  • “Aural Composing Sample 4:  Daniel Keller’s ‘Lord of the Machines:  Reading the Human Computer Relationship'” (Selfe 640). I show my students a clip of a documentary on the big screen in front of the class.  I ask them to consider audience, purpose, structure, and payoff.  By “payoff,” I want them to ask, “What is the reward supposed to be for watching this film?”  What rewards are there supposed to be for reading what I write?  What rewards should their be for me when I write?  For some reason, my computer overheats and shuts down after about ten minutes.  I want to use my computer because all my browser favorites are on there.  I know about “Delicious” (probably spelled wrong), a social bookmarking tool that would enable me to access my online “favorites” from any computer and even share them with others.  Delicious is a Yahoo thing.  I have an old Yahoo account but I can’t remember the password.  Should I get another email address so that I can use the Yahoo related social bookmarking tool?  Just how much time am I willing to spend managing all my accounts and passwords?  I think Mozilla, my preferred browser, might remember my passwords for me.  Now how does that work?
  • “I do want to argue that teachers of composition need to pay attention to, and come to value, the multiple ways in which students compose and communicate meaning, the exciting hybrid, multimodal texts they create–in both nondigital and digital environments–to meet their own needs in a changing world” (Selfe 642). Students needs?  I keep forgetting to put in there that I often have to push (such an ugly word) students to consider what they want to know and what they ought to think about.  This was done for me countless times!  There was/is so much that I haven’t thought of.  My teachers (both in person and in the form of texts) showed me that there was more out there worth knowing about than I had imagined.  The main reason I blog and try to learn about multimodal texts isn’t so that I can be the best teacher.  I do this because I think of myself as a writer, and as a writer I imagine us heading deeper into a world where readers sit with laptops glancing at texts, or else fidgeting with some sort of controller, maybe a wireless keyboard, looking at their television screen and alternately watching videos and clicking on texts they want to read.  I’d like to have a voice in that world, even if it’s a voice that convinces them to take a break, go find a quiet place, and crack open a novel written on paper or lie under a tree and load up a digital novel on their Kindle.  (or whatever all those are called today)  When is my WordPress editor going to stop telling me that “multimodal” is misspelled?
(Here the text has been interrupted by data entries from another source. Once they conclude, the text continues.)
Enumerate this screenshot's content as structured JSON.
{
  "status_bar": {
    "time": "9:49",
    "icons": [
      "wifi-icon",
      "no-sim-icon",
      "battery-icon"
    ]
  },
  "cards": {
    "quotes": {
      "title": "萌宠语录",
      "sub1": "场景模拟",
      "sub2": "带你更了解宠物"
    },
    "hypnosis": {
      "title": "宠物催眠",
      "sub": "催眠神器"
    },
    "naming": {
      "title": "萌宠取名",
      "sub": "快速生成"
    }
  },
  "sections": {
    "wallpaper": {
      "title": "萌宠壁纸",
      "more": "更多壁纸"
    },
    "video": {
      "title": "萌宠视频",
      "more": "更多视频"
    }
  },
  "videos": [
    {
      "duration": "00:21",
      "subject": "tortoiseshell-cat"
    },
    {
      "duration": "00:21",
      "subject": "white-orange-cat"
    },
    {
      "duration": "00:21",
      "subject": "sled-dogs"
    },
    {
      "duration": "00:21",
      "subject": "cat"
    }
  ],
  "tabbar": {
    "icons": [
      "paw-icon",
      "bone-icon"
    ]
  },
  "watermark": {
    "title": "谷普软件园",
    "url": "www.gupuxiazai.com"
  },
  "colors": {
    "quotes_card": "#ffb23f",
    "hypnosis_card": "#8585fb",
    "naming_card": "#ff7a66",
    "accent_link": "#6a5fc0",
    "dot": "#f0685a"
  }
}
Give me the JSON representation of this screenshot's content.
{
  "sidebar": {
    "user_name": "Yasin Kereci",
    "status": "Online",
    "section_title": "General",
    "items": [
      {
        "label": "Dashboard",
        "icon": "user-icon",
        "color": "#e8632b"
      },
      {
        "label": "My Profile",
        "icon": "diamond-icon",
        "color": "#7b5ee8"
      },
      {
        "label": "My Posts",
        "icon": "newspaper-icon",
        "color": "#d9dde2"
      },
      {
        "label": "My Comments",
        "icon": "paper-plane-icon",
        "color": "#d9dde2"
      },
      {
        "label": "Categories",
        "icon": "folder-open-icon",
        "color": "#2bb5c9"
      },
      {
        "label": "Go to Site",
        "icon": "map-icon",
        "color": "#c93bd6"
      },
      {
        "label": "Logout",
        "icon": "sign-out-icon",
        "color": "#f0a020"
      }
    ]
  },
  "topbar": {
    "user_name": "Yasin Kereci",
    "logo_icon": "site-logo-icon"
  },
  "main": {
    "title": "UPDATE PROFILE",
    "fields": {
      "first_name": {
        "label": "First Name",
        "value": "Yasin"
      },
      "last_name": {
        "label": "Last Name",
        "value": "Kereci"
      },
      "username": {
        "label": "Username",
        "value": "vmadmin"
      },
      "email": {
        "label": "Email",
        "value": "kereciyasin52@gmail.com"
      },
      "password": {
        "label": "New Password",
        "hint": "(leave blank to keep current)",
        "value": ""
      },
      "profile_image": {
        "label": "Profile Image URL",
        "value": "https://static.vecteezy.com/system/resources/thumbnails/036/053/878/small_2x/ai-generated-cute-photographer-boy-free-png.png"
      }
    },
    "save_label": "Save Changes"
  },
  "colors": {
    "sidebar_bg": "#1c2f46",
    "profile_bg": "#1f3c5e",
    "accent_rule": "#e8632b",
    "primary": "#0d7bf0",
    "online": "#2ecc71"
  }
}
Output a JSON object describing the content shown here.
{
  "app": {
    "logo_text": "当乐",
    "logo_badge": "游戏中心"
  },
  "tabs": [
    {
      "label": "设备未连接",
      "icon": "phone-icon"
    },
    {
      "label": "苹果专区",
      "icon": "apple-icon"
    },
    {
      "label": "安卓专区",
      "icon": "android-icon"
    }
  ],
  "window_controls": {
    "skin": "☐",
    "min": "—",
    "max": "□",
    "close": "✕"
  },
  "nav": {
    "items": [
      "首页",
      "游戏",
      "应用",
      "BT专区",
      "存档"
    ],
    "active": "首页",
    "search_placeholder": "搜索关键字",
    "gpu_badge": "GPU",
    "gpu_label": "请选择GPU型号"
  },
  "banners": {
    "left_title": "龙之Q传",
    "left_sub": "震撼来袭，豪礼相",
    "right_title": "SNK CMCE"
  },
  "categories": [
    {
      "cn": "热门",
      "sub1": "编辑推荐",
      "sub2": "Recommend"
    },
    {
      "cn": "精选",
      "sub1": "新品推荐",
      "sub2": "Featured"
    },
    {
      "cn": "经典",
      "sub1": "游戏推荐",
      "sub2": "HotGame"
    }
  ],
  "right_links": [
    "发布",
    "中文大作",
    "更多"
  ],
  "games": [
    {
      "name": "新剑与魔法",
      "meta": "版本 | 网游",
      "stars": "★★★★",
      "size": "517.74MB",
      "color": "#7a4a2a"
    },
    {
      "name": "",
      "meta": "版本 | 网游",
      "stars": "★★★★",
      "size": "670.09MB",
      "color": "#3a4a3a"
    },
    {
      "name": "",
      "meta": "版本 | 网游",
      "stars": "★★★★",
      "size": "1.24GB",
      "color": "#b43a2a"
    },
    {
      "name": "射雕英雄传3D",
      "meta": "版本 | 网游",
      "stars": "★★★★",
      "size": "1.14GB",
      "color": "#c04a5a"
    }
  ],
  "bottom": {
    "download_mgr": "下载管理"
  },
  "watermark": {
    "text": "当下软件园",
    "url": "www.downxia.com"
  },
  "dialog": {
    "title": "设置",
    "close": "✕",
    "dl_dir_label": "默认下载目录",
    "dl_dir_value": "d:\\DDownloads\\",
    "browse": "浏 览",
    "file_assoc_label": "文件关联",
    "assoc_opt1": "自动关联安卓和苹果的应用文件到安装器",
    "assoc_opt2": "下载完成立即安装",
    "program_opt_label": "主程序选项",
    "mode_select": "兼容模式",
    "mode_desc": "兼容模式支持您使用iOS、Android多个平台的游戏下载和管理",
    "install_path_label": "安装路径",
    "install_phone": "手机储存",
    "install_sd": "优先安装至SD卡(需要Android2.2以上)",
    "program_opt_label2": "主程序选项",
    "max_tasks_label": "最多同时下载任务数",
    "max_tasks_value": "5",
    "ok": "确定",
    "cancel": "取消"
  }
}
Copy and Pasted from “Son of Citation”:

Selfe, Cynthia L. “”The Movement of Air, the Breath of Meaning: Aurality and Multimodal Composing.” CCC. 60.4 (2009): 616-663. Print.

Here are the online essays Selfe gives readers to check out.